She said it is only by imposing penalties swiftly on violators and responsible officials could the government send the message that it is pretty serious about enforcing pandemic response measures impartially.
There is this unhealthy, if nagging, perception that only the small fry like localized lockdown breakers are caught and penalized instantly, while [the guilty] in high places get away with infractions.
Castelo has a point that cannot be ignored when she said she could not believe the claim of vaccine line jumpers that they got themselves vaccinated as “substitutes” for health care workers who were absent or who refused the jabs or to get public confidence in the vaccine jabs.
“There are many doctors, nurses, other medical practitioners, and hospital personnel who are willing to take the vaccine to protect themselves from the virus and continue attending to patients,” Castelo said.
She pointed out that as of now, fewer than 500,000 of the estimated 1.7 million health care workers in the country have been inoculated since the vaccine rollout on March 1.

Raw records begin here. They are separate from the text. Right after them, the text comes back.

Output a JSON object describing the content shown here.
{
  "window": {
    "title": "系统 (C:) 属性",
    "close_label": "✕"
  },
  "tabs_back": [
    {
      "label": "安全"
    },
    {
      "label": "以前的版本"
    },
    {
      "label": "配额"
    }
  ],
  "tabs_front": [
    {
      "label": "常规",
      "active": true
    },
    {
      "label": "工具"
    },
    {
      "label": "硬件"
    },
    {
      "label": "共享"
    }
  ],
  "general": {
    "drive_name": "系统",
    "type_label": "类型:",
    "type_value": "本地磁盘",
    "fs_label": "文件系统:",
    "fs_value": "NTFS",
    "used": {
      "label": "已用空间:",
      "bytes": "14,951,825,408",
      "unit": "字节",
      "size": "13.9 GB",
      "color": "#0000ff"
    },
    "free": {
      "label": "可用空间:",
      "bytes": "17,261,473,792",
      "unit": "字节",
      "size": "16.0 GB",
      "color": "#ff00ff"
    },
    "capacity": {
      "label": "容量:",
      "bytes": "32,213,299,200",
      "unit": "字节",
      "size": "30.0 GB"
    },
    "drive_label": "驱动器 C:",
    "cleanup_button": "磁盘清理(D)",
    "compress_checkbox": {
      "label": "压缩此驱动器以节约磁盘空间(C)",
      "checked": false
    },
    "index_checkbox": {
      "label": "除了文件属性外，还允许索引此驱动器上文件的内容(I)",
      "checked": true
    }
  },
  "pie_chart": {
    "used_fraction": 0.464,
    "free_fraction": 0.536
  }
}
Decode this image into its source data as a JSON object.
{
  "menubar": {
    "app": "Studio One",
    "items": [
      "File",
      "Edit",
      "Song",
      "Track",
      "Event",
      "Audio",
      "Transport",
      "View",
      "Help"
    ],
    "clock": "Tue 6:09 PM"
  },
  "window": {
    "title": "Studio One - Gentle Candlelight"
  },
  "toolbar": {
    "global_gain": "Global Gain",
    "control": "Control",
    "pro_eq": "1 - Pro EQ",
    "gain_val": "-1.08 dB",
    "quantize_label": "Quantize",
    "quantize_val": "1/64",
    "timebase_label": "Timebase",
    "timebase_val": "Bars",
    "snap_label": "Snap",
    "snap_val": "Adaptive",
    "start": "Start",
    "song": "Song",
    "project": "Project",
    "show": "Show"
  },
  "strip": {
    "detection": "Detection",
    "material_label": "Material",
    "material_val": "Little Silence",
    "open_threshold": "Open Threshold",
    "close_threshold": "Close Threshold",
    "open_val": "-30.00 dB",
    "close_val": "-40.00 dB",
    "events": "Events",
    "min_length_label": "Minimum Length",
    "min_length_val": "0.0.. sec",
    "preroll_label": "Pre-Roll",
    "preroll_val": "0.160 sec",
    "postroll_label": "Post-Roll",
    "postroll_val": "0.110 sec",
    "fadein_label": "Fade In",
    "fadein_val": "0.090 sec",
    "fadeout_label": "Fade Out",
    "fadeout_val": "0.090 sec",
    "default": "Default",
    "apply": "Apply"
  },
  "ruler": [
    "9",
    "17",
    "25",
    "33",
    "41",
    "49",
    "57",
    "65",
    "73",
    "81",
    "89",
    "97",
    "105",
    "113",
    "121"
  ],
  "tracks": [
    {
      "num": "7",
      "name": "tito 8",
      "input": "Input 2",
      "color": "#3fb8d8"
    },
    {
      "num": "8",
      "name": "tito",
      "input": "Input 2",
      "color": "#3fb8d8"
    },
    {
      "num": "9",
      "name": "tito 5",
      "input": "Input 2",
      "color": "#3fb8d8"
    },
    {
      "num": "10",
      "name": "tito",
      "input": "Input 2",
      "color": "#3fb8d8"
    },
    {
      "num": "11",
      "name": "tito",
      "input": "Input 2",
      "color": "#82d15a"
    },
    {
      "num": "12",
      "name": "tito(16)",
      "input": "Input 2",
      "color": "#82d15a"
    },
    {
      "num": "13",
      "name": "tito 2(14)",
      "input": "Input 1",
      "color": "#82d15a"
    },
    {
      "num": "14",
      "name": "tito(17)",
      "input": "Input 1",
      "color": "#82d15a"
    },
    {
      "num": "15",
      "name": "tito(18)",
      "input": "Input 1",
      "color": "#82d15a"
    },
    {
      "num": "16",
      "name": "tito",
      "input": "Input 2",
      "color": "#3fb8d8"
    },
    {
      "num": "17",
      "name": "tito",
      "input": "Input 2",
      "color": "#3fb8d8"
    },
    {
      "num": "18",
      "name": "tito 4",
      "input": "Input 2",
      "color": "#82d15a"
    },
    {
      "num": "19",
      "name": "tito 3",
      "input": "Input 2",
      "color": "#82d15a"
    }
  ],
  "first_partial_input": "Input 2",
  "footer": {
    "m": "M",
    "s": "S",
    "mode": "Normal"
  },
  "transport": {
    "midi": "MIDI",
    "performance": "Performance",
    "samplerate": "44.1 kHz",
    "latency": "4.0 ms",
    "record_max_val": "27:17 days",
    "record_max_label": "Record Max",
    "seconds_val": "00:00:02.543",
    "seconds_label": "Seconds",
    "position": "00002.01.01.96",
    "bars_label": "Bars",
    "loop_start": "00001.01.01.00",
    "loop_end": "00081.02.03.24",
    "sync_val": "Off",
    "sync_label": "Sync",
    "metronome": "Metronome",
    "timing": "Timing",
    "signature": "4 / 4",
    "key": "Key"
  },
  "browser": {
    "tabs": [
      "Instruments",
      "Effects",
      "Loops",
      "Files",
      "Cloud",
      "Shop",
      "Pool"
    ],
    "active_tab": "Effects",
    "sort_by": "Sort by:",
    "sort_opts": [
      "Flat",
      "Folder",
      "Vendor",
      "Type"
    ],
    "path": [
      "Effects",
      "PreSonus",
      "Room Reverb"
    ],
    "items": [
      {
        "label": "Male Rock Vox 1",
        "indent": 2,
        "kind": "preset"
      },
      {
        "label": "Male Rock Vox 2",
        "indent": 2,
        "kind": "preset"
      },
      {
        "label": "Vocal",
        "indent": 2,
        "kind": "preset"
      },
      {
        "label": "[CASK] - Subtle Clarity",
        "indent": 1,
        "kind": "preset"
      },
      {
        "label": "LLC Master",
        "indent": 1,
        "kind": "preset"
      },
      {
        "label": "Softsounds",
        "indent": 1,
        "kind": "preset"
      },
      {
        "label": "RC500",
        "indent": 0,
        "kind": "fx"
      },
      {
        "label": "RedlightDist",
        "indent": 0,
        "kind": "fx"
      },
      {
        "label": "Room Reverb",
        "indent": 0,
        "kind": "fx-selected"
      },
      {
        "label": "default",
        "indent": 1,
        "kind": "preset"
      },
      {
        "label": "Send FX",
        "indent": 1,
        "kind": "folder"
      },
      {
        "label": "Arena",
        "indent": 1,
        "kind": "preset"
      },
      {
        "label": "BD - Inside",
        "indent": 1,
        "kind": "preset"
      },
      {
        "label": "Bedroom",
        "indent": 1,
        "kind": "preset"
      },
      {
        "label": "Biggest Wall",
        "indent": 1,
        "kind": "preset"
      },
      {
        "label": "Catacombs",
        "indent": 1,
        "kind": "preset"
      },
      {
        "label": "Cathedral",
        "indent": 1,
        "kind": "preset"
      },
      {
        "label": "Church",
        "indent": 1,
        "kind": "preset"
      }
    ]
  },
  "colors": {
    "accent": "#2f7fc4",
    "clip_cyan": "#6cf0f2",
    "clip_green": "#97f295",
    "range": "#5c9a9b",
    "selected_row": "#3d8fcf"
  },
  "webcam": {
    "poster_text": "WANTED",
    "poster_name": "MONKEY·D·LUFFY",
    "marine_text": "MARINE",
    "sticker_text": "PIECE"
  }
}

We also note that Eastern Samar Gov. Ben Evardone appealed to his fellow local government officials to strictly follow the priory listings for the vaccine rollout.
“We should set the example in ensuring proper and orderly vaccination rollout. Let’s avoid jumping the line. Let’s protect first the health workers and frontliners. anyway, the national government has assured the general public that all the targeted 70 million Filipinos will be vaccinated once the supply is available,” Evardone, former congressman, said in a message to reporters covering the House of Representatives.
Tacloban’s mayor said he was ready to face any investigation.
Senator Sherwin Gatchalian himself said it was unfair for health workers and other front liners that government officials and entertainment personalities jumped ahead of the line to get the vaccines and save themselves.
“I don’t buy the reason – they did it for the people or to build confidence on the vaccines– because the people will not have access to vaccines till July. The only qualified people as of this point are medical frontliners,” Gatchalian said.
Talk of Filipino culture indeed.